Adams and Jefferson had quite a concurrent history.  Adams was the first to serve as America’s Vice President, he was the first President to live in the executive mansion (known today as the White House), and he was also the first President to be defeated in a re-election bid…by Jefferson, who had served as his Vice President.

Thomas Jefferson went on to become President after defeating Adams, but not without a bit of what we would think of today, as drama.  Aaron Burr tied Jefferson with 73 electoral votes.  As a result, the election was sent to the House of Representatives to determine the winner. After 36 ballots (that’s right 36), Jefferson prevailed. In later developments, Burr, who served for a time as Jefferson’s Vice President, killed Alexander Hamilton, who was also a Founding Father, in a duel. Not surprisingly, Burr’s career in politics took a precipitous decline afterward, although he was never convicted of a crime for his role in the incident.

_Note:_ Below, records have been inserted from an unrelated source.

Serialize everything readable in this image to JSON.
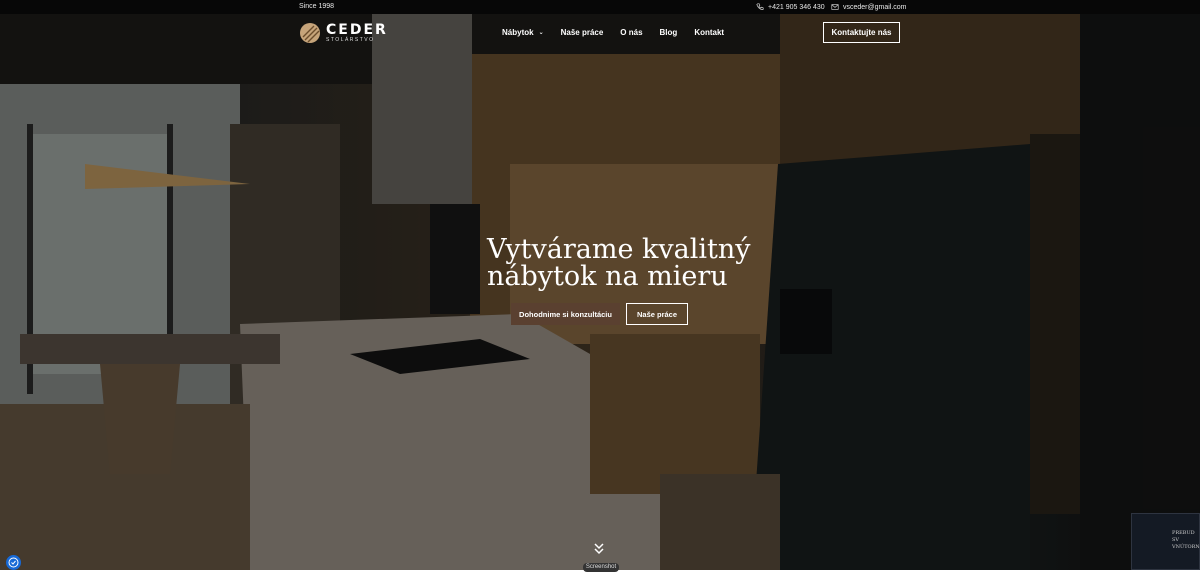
{
  "topbar": {
    "since": "Since 1998",
    "phone": "+421 905 346 430",
    "email": "vsceder@gmail.com",
    "icons": [
      "phone-icon",
      "mail-icon"
    ]
  },
  "brand": {
    "name": "CEDER",
    "tagline": "STOLÁRSTVO"
  },
  "nav": {
    "items": [
      {
        "label": "Nábytok",
        "has_dropdown": true
      },
      {
        "label": "Naše práce"
      },
      {
        "label": "O nás"
      },
      {
        "label": "Blog"
      },
      {
        "label": "Kontakt"
      }
    ],
    "cta": "Kontaktujte nás"
  },
  "hero": {
    "headline_line1": "Vytvárame kvalitný",
    "headline_line2": "nábytok na mieru",
    "primary_button": "Dohodnime si konzultáciu",
    "secondary_button": "Naše práce",
    "accent_color": "#5a4030"
  },
  "widgets": {
    "screenshot_label": "Screenshot",
    "popup_line1": "PREBUD SV",
    "popup_line2": "VNÚTORNÚ"
  }
}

Burr’s leaving the office meant Jefferson had to secure another Vice President for his second term as President. After 203 years, P-Funk fans still tip their hat to Jefferson, as he selected George Clinton to hold the second chair. (Funk-a-teers and P-Funk Mythology devotees will know what I mean…see George Clinton, musician, and his anthem Atomic Dog, as a point of reference).  I digress!

The virtually concurrent deaths of Adams and Jefferson marked an intriguing Independence Day coincidence of considerable magnitude. July 4, 2008, Independence Day again collaborated with the death of a prominent political figure, this time in what many consider a compellingly ironic twist. Former North Carolina Senator Jesse Helms, popularly known as Senator No, a nickname he appeared to relish, died leaving a legacy that will be debated, by supporters and detractors for many years to come.

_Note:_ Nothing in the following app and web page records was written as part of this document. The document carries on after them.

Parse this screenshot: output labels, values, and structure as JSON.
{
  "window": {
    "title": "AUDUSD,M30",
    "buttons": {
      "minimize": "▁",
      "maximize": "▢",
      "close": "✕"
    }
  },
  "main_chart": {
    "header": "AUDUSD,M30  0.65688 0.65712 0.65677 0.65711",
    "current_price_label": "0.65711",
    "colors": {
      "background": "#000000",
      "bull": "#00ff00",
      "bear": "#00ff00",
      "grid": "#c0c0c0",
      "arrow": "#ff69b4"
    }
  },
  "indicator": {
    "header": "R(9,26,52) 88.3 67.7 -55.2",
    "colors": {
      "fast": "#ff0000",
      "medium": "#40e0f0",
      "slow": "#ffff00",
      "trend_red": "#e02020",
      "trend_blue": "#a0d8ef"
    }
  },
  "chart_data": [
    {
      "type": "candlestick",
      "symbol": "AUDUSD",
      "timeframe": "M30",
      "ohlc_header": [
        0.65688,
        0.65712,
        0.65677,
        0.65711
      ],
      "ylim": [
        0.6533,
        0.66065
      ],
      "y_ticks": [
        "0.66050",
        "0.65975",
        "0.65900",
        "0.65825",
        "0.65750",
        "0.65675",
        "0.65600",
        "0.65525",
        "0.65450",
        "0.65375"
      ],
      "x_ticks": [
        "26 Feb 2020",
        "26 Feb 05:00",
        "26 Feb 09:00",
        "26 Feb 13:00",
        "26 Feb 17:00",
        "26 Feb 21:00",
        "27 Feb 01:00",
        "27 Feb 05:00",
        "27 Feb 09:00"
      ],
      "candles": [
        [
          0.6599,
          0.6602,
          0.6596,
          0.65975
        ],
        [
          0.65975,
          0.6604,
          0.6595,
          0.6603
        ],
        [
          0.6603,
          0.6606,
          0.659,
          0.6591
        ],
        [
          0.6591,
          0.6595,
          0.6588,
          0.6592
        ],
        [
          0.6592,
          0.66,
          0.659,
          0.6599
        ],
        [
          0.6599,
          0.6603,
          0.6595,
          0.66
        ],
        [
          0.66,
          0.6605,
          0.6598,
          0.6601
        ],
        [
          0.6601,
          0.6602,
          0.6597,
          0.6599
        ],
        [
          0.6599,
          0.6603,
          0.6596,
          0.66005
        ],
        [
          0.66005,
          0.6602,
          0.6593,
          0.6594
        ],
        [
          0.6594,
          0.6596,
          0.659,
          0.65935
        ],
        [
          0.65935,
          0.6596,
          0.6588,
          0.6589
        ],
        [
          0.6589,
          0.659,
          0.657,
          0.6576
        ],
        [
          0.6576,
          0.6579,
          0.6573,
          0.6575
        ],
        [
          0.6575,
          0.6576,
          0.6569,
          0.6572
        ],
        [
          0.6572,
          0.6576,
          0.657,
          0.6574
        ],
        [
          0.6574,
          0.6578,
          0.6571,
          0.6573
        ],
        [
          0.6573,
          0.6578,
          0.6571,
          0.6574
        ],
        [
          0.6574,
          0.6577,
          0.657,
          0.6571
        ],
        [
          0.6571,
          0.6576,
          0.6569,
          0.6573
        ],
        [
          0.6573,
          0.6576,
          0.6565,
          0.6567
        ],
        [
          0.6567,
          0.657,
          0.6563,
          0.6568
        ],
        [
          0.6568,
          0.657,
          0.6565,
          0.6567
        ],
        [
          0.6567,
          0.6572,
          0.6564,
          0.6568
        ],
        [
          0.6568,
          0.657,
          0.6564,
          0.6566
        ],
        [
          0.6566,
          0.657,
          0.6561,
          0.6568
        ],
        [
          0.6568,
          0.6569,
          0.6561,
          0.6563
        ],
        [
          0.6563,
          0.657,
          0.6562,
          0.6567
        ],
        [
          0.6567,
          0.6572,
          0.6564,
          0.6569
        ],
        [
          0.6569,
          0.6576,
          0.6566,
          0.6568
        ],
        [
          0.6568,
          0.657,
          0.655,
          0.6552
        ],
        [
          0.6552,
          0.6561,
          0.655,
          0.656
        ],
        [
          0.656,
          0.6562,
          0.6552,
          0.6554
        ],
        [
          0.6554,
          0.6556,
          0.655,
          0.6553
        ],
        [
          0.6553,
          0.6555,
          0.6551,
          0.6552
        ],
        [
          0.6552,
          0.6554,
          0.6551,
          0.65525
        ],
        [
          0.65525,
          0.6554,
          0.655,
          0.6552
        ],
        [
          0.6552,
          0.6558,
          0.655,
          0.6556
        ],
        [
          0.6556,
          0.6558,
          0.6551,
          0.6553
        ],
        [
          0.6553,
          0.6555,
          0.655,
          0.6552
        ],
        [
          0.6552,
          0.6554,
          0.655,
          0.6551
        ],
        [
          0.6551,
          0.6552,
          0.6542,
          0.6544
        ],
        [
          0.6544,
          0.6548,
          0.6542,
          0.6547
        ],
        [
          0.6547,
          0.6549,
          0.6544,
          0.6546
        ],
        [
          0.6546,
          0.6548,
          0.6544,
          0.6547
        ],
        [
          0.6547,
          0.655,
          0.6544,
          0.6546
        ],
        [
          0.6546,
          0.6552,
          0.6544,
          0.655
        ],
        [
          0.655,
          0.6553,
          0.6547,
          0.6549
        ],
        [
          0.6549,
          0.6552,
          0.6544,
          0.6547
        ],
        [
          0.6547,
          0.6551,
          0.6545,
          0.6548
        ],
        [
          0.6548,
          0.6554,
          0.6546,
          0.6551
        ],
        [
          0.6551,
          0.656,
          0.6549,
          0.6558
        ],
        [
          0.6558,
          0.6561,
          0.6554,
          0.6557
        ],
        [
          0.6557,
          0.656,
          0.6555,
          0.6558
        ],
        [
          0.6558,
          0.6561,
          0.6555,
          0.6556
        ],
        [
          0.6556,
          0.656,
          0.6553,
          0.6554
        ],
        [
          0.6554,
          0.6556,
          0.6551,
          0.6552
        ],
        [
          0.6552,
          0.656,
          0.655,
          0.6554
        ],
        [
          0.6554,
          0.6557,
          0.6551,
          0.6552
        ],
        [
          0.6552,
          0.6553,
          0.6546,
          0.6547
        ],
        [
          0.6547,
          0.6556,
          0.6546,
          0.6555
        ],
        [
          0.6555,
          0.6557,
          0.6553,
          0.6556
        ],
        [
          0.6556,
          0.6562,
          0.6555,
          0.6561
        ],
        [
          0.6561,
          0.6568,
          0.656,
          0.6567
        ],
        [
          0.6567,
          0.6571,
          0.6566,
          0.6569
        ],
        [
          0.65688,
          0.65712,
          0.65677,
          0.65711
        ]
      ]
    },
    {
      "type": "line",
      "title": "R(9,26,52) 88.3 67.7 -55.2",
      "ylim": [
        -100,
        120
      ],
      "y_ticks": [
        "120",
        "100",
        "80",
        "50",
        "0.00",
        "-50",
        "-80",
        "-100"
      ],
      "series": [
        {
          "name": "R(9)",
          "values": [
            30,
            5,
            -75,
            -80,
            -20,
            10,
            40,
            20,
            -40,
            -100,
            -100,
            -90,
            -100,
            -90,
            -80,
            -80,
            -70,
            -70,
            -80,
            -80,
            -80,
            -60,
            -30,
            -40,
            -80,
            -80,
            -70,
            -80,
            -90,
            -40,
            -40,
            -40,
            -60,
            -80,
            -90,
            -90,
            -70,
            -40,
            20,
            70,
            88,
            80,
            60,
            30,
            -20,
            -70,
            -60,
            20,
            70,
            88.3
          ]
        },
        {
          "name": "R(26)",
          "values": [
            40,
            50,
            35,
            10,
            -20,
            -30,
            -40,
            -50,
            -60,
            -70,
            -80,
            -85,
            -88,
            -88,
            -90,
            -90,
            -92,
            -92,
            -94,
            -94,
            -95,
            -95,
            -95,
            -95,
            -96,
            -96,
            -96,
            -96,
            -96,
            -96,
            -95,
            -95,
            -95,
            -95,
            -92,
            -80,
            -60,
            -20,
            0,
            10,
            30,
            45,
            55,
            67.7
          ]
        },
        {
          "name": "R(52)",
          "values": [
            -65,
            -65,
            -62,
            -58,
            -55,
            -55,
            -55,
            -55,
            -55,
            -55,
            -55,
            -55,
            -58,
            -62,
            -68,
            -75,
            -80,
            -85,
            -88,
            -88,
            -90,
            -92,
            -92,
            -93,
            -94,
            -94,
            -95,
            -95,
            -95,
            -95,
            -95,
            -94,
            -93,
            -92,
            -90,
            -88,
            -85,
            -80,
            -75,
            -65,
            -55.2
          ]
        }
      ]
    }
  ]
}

It is a fact that there are those who consider Helms a patriot. Others have cited his “courage” to stand against the forces of change, on issues ranging from gay rights to trade agreements, to foreign aid. Many of his most notable tirades focused on issues of civil rights and affirmative action, and funding for AIDS research. He was also a leading Senate opponent of the Martin Luther King, Jr. Holiday, and he authored and/or approved the infamous, in North Carolina anyway (but highly effective), “white hands” commercial, aired during the first of two Senate campaign battles against former Charlotte Mayor, Harvey Gantt (1990).  For that moment in time at least, Senator No drove the concept of negative campaign advertising to a new and ugly low.

The Honorable Senator No appeared to take great pride in his predictable opposition to progressive ideals, and often needled the media when he felt he had bested their desired interests. He earned the distinction of being North Carolina’s longest serving Senator. That is a noteworthy accomplishment, and cannot be diminished.

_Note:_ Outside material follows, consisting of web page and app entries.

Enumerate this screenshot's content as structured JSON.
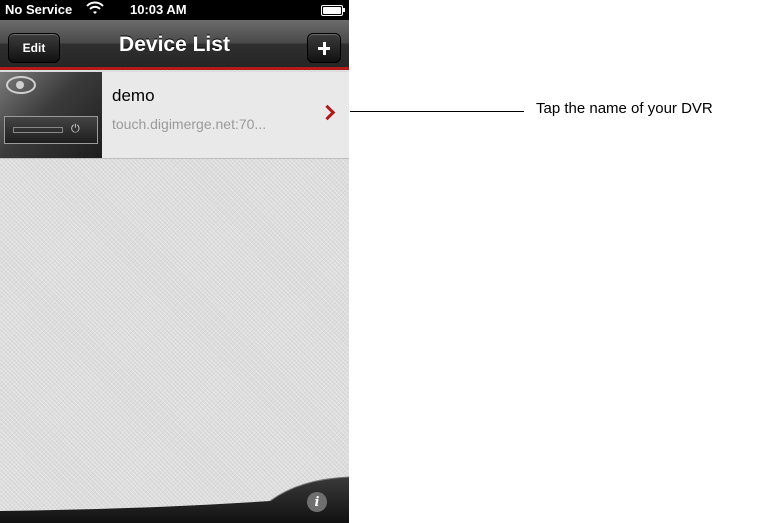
{
  "status_bar": {
    "carrier": "No Service",
    "time": "10:03 AM"
  },
  "navbar": {
    "edit_label": "Edit",
    "title": "Device List"
  },
  "devices": [
    {
      "name": "demo",
      "address": "touch.digimerge.net:70..."
    }
  ],
  "callout": {
    "text": "Tap the name of your DVR"
  },
  "colors": {
    "accent": "#b31b1b",
    "navbar": "#3a3a3a",
    "list_background": "#dcdcdc"
  },
  "icons": [
    "wifi-icon",
    "battery-icon",
    "plus-icon",
    "chevron-right-icon",
    "info-icon"
  ]
}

However, it must be noted that many of the tributes and editorials that began streaming forth FridayJuly 4, 2008, sanitized the bigotry and raw mean-spiritedness that marked so many of Helms’ political encounters; especially his triumphs. His was a divisive, zero-sum brand of politics that often targeted the historically disenfranchised for more abuse, insult, and exclusion. In that light, it is impossible to deny the essence of irony in the events of Independence Day, 2008. He was a bona fide Tea Party hero, before his time. One can almost envision the spirit of King, after having scaled the mountaintop, uttering that famous three-word phraseFree at Last!

In my solitary reference to him during this post, I cannot wind down this blog without stating the obvious. Helms and some of his tactics were eerily reminiscent of some of those employed by a certain contemporary politician who holds one of the most powerful positions in the world, and whose 5-letter name rhymes with grump. In an effort to embrace the liberating theme of Independence Day, I opted not to promote “name that rhymes with grump” fatigue, by making this post about him. Indeed, it’s “Independence Day: Free at Last Redux!”

I’m done; holla back!

Read my blog anytime by clicking the linkhttp://thesphinxofcharlotte.blogspot.com. A new post is published each Wednesday. For more detailed information on a variety of aspects relating to this post, consult the links below: